**Activity:** Across the records below, count the lines that contain "icon" and write down only the count.

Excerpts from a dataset
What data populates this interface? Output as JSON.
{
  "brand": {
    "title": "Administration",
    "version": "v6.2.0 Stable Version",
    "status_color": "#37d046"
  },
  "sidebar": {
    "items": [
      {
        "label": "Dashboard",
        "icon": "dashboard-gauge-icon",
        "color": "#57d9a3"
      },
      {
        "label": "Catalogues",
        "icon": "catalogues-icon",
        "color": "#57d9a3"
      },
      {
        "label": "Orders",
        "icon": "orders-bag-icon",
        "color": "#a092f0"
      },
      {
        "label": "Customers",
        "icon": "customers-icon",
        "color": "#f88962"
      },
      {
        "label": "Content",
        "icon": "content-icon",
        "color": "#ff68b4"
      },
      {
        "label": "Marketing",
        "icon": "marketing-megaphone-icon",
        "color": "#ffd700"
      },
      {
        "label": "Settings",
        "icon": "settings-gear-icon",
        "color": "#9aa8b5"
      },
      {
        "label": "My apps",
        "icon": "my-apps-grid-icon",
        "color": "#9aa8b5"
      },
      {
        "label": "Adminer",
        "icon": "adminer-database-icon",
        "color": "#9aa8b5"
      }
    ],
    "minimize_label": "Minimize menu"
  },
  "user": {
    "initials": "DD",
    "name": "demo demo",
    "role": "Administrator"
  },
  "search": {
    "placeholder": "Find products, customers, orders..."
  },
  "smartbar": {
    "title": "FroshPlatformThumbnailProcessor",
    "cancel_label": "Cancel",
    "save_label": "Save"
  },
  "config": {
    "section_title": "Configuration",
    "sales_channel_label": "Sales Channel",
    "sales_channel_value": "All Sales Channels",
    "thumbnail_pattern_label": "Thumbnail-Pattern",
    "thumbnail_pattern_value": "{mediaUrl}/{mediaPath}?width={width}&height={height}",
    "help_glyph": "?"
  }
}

**Written response:** 9